--- START ---

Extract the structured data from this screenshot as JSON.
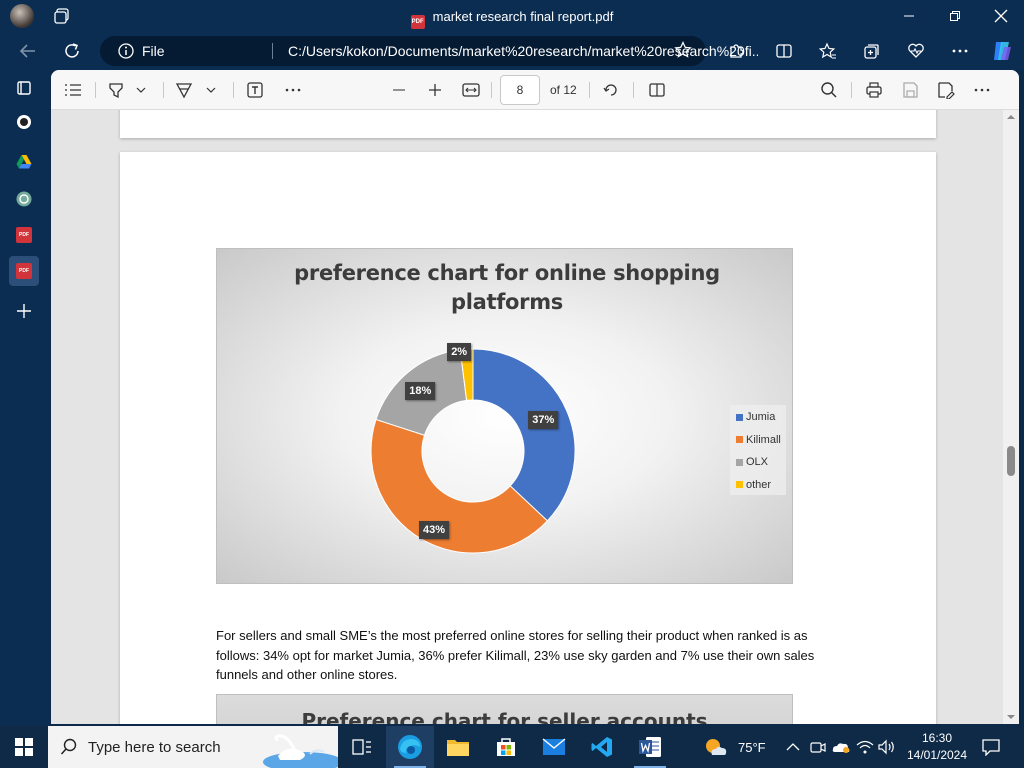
{
  "browser": {
    "tab_title": "market research final report.pdf",
    "file_label": "File",
    "url": "C:/Users/kokon/Documents/market%20research/market%20research%20fi..."
  },
  "pdf_toolbar": {
    "page_current": "8",
    "page_total": "of 12"
  },
  "chart_data": {
    "type": "pie",
    "title": "preference  chart for online shopping platforms",
    "categories": [
      "Jumia",
      "Kilimall",
      "OLX",
      "other"
    ],
    "values": [
      37,
      43,
      18,
      2
    ],
    "labels": [
      "37%",
      "43%",
      "18%",
      "2%"
    ],
    "colors": [
      "#4472c4",
      "#ed7d31",
      "#a5a5a5",
      "#ffc000"
    ],
    "donut": true,
    "legend_position": "right"
  },
  "paragraph": "For sellers and small SME’s the most preferred online stores for selling their product when ranked is as follows: 34% opt for market Jumia, 36% prefer Kilimall, 23% use sky garden and 7% use their own sales funnels and other online stores.",
  "next_chart_title": "Preference chart for seller accounts",
  "taskbar": {
    "search_placeholder": "Type here to search",
    "weather": "75°F",
    "time": "16:30",
    "date": "14/01/2024"
  }
}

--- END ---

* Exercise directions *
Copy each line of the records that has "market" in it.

* Task solution *
    "tab_title": "market research final report.pdf",
    "url": "C:/Users/kokon/Documents/market%20research/market%20research%20fi..."
  "paragraph": "For sellers and small SME’s the most preferred online stores for selling their product when ranked is as follows: 34% opt for market Jumia, 36% prefer Kilimall, 23% use sky garden and 7% use their own sales funnels and other online stores.",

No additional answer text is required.